__WHAT YOU HAVE TO DO__: Identify each line below containing the string "JSON" and copy it.

(DATA TO PROCESS Opens)

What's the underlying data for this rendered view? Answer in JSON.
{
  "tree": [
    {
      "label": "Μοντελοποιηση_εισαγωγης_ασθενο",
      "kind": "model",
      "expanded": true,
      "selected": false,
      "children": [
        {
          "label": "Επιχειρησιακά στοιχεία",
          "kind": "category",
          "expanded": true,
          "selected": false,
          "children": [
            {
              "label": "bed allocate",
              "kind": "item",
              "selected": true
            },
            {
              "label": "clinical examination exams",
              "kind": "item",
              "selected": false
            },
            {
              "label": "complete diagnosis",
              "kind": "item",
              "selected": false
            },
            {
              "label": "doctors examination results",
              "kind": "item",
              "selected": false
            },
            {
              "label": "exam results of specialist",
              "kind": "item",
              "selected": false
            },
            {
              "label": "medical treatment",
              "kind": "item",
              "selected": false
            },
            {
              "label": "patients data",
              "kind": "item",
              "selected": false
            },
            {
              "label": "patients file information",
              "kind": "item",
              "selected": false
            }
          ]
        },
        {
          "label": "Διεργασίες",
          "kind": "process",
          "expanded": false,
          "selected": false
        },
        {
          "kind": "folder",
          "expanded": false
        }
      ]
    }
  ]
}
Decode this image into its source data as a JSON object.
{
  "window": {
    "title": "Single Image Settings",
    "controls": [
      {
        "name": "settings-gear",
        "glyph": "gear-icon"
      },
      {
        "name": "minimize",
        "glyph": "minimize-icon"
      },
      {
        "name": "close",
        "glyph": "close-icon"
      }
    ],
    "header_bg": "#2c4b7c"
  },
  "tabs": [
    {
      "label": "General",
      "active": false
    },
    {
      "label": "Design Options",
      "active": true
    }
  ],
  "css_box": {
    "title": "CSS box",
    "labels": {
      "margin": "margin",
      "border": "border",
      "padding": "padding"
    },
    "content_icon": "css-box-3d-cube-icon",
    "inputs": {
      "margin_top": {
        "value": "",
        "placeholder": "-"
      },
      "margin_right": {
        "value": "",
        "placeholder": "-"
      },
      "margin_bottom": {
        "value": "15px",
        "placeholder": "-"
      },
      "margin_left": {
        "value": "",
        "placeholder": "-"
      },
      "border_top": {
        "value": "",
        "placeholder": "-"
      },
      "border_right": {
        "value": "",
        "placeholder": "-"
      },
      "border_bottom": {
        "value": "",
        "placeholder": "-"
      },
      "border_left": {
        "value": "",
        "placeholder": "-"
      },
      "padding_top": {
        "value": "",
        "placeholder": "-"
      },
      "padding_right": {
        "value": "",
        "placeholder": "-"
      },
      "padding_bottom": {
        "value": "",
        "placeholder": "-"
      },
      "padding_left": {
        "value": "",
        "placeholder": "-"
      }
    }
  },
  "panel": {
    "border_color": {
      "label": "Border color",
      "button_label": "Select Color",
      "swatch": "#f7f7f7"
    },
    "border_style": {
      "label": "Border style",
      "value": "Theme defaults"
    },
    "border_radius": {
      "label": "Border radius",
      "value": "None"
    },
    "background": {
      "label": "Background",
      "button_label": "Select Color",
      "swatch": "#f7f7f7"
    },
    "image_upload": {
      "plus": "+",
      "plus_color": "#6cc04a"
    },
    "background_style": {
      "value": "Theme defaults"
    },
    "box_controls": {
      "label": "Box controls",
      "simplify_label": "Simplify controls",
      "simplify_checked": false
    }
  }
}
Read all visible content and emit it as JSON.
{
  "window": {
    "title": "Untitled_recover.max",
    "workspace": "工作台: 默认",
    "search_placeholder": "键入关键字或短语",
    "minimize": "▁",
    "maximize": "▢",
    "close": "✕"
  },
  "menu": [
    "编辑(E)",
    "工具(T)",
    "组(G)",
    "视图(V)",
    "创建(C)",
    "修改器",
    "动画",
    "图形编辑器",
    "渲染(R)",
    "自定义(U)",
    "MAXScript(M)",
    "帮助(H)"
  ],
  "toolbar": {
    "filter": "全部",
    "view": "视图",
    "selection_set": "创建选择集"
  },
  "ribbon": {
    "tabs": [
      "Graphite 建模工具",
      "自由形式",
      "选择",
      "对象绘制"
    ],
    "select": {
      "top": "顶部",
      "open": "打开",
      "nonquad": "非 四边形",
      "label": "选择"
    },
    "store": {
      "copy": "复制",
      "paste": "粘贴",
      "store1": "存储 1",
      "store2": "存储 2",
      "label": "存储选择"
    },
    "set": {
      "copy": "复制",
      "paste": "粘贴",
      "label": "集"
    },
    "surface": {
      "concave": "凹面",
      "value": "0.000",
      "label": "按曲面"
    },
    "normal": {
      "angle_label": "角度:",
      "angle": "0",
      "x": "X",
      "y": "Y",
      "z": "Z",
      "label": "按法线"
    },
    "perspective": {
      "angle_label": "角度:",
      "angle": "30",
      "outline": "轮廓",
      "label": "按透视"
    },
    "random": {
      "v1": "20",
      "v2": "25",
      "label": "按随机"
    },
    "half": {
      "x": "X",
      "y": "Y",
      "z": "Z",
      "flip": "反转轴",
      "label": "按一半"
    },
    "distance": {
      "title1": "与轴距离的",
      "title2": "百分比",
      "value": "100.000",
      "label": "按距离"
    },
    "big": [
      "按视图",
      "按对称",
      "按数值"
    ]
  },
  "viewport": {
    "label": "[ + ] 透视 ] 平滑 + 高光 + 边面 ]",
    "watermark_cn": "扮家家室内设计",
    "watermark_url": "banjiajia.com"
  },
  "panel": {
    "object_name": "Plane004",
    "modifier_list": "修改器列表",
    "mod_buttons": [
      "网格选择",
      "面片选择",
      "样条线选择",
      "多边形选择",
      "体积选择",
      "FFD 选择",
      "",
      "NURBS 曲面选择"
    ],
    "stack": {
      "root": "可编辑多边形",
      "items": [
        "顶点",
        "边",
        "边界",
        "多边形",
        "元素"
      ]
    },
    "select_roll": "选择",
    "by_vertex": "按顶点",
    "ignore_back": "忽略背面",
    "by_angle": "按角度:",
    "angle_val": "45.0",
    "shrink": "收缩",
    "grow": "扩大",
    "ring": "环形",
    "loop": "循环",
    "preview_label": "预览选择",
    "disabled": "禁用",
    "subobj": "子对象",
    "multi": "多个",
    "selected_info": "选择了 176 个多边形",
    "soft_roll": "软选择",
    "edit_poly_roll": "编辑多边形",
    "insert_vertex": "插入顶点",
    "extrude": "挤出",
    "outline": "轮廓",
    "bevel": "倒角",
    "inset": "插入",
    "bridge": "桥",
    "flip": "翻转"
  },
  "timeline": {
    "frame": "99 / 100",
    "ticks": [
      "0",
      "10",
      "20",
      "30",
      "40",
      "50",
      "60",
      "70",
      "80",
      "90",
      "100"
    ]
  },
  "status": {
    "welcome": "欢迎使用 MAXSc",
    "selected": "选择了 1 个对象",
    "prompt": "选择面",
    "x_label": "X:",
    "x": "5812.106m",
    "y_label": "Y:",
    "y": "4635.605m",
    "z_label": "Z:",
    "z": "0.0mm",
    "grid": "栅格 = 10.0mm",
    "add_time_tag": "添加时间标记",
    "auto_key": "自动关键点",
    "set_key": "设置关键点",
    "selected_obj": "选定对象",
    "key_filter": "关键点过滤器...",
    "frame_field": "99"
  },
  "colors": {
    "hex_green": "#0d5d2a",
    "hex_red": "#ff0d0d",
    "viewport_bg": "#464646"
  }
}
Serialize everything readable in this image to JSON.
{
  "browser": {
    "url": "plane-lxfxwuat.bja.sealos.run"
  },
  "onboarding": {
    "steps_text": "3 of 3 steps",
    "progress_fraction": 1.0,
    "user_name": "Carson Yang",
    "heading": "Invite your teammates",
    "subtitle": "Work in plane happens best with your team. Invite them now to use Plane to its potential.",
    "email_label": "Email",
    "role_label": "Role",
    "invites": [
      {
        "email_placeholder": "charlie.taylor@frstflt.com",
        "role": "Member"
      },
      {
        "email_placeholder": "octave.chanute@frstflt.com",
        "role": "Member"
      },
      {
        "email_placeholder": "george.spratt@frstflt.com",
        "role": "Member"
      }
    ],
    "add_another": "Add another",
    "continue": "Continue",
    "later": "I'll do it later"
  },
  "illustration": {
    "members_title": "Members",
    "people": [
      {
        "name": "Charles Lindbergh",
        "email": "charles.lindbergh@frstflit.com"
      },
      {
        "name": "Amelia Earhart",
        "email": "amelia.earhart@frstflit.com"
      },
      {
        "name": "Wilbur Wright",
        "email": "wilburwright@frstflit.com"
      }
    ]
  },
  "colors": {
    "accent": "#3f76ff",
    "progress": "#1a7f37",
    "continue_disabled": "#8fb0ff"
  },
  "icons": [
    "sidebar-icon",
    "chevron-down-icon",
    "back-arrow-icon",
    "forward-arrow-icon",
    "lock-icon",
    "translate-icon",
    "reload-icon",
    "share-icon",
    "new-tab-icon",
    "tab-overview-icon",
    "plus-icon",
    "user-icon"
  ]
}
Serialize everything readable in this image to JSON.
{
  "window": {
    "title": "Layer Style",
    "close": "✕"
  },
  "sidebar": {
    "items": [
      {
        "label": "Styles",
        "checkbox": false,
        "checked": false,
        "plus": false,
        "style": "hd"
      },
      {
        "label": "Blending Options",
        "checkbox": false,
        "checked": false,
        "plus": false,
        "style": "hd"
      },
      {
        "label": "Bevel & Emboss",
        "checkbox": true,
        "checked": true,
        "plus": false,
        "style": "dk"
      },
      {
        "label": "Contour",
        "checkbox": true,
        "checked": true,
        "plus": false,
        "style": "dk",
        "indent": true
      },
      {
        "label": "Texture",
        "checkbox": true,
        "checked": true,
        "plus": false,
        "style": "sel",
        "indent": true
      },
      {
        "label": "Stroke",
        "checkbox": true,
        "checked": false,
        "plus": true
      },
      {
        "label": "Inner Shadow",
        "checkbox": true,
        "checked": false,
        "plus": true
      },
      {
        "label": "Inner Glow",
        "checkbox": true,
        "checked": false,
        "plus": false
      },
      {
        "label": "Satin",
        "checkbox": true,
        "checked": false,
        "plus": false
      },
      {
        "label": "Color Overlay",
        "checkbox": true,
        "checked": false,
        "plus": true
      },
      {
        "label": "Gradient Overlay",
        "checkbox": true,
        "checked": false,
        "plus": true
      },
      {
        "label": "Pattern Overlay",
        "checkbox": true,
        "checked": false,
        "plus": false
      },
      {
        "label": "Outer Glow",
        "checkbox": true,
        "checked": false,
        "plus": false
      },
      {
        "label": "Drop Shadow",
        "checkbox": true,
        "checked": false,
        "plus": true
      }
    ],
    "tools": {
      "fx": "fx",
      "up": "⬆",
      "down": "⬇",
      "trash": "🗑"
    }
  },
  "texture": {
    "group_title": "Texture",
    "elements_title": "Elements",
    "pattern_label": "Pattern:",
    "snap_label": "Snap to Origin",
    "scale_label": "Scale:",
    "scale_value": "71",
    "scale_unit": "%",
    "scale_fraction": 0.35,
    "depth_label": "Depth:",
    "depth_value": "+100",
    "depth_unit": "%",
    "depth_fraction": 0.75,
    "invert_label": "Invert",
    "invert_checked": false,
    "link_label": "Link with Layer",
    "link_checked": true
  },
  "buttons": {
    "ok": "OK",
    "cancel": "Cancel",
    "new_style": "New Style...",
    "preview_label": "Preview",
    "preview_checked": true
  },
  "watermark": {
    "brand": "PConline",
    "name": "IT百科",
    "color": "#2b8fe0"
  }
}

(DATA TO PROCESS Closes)

__RESULT BELOW__:
What's the underlying data for this rendered view? Answer in JSON.
Decode this image into its source data as a JSON object.
Read all visible content and emit it as JSON.
Serialize everything readable in this image to JSON.
Serialize everything readable in this image to JSON.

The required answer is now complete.